  • -berto

    Way too complicated. A few long words that don’t have origins in English, much less any language recognizable to the average American, a few numbers, and if the website allows it, special characters. Yes, your coworker’s sneaky eyes will strain after typing in 20 characters with no vowels with numbers thrown in. Or a light bulb will come on over their head as they experience a ‘Eureka!’ moment, and start hacking into your accounts before you even logout. Whatever works, I guess.

  • dbt

    Given a sitename S, a secret key K, a secure hash H (I’m still using SHA-1 for this), I wrote a script that does:
    base64(H(S + K))[:8]
    that’s a pretty damn random key. Enjoy running that through your password guessing algorithm….

  • hunter

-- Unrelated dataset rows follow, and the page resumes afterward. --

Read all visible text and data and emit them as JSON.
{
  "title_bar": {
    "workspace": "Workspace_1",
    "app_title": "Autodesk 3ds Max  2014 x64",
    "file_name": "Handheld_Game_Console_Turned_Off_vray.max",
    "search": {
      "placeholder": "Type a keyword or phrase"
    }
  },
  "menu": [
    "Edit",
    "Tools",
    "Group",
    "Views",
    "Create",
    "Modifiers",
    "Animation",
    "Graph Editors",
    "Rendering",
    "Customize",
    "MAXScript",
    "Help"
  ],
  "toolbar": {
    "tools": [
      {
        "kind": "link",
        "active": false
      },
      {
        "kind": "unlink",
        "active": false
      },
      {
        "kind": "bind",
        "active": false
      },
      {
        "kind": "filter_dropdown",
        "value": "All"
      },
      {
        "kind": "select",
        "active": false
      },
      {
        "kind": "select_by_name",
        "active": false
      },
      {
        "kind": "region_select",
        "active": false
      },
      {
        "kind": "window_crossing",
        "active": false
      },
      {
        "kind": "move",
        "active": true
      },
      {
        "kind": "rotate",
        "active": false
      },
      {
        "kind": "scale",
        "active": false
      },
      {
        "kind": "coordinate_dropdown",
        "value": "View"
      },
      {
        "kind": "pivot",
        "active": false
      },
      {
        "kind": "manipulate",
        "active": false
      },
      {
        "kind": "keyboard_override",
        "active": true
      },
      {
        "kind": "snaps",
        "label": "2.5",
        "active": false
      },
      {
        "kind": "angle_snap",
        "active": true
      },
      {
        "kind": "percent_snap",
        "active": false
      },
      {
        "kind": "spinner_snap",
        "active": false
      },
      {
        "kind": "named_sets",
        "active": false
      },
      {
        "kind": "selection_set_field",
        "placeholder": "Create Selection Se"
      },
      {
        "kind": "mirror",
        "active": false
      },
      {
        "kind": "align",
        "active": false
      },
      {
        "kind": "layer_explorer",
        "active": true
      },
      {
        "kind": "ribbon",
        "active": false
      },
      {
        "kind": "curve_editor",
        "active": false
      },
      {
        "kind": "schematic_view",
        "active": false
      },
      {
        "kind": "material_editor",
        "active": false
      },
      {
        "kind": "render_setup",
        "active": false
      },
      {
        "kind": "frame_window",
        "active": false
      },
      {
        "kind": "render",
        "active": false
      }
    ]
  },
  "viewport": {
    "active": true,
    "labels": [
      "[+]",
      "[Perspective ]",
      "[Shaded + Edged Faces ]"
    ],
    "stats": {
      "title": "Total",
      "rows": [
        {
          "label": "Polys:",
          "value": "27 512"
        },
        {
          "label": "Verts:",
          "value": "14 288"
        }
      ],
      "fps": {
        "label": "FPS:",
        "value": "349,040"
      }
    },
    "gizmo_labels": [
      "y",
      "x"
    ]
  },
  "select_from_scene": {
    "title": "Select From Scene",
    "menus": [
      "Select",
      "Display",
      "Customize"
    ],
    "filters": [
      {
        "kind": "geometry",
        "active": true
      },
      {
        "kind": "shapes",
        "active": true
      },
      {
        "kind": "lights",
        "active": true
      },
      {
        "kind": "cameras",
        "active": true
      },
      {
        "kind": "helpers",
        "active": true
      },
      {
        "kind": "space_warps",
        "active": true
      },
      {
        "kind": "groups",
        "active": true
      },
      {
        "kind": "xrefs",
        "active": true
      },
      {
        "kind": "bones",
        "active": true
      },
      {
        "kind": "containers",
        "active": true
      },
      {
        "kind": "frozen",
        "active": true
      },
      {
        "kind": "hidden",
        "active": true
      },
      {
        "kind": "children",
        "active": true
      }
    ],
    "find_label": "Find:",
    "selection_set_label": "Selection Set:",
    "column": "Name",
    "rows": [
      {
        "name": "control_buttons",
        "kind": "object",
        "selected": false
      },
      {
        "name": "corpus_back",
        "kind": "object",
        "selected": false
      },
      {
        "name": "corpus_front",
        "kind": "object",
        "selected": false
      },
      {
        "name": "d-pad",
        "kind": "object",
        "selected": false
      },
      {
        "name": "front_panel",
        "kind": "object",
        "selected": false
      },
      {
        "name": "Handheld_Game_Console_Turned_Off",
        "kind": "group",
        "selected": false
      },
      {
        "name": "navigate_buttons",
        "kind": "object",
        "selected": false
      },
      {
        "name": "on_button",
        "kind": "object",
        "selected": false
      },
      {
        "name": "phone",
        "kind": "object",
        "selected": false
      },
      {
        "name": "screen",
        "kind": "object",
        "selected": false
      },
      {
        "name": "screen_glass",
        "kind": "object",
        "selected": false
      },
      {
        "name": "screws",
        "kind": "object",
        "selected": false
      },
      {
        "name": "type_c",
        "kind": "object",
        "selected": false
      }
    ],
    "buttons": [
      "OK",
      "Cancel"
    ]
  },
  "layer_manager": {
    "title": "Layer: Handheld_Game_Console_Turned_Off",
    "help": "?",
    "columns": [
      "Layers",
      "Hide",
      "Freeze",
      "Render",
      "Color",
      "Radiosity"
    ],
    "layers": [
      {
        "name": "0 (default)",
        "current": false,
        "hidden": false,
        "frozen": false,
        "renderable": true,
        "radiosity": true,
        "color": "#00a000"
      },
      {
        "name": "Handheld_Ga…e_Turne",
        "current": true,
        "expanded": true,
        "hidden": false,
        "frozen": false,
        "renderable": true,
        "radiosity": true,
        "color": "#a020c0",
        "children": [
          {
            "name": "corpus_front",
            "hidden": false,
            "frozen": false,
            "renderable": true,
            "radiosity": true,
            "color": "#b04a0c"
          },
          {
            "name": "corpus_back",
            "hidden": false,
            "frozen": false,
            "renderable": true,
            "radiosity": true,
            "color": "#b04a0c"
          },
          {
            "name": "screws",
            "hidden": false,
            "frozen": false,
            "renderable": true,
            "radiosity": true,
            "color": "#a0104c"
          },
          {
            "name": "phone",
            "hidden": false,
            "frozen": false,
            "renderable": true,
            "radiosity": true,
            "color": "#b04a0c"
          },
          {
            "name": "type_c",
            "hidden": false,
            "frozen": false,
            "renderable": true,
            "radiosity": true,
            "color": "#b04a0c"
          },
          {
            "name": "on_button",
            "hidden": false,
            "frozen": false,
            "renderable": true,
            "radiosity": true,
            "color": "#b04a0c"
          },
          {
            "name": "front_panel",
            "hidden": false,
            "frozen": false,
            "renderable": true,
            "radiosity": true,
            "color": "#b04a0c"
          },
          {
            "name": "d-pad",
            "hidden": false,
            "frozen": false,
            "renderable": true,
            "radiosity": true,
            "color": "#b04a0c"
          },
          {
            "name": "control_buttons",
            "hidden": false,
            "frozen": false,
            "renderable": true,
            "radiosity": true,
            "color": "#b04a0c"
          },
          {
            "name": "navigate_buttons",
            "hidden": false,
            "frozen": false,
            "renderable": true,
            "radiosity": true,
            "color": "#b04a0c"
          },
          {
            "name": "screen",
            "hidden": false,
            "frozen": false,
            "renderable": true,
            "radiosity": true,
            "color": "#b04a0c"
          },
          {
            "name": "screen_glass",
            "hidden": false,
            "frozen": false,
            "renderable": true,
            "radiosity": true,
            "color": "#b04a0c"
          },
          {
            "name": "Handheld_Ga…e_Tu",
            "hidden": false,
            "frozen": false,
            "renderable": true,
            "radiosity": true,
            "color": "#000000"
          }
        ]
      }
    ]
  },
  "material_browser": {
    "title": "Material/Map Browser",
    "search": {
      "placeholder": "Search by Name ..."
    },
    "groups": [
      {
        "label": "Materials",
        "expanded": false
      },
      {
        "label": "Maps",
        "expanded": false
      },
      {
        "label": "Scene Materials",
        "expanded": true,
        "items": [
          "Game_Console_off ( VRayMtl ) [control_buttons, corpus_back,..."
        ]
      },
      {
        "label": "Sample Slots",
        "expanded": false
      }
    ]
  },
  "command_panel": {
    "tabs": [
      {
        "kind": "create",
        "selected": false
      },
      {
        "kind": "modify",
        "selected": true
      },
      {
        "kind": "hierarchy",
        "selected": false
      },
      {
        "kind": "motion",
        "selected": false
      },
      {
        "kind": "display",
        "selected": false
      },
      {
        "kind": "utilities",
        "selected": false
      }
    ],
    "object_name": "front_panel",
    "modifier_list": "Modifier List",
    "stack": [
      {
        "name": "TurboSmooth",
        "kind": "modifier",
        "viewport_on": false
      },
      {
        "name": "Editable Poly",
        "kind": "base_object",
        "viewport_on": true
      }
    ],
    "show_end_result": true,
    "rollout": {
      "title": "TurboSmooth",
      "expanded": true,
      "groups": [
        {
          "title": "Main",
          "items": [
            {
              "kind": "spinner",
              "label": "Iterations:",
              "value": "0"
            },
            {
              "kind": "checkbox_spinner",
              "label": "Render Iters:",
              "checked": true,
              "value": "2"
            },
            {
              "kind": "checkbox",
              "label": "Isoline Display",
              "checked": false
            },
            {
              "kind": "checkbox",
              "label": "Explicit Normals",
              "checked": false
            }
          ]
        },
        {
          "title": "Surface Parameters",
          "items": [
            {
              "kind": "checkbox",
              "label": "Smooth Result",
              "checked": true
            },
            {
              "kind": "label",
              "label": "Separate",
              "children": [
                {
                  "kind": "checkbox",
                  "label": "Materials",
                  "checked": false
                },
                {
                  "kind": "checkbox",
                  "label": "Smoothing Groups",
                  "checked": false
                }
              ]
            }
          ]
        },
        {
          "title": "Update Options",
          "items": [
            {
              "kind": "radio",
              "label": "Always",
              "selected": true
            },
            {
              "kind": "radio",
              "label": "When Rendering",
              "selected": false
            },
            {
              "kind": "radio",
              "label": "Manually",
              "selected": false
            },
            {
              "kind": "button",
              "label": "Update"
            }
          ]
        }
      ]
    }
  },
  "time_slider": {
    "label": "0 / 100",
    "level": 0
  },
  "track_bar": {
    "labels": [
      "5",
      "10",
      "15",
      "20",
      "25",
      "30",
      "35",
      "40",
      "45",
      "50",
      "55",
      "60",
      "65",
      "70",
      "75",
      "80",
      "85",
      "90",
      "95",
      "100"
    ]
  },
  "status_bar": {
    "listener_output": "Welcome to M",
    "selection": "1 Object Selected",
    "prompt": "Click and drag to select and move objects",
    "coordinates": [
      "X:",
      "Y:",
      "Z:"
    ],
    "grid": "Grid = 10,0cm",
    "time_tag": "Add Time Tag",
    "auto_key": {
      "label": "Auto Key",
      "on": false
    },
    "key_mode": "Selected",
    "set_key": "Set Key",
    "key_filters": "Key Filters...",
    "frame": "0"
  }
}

    Hey, I really like that idea. I always do something really weird if I’m afraid to use my typical password.
    Then I forget my brilliant new password. I might try your idea. it makes a lot of sense to me. But I am not a computer guy.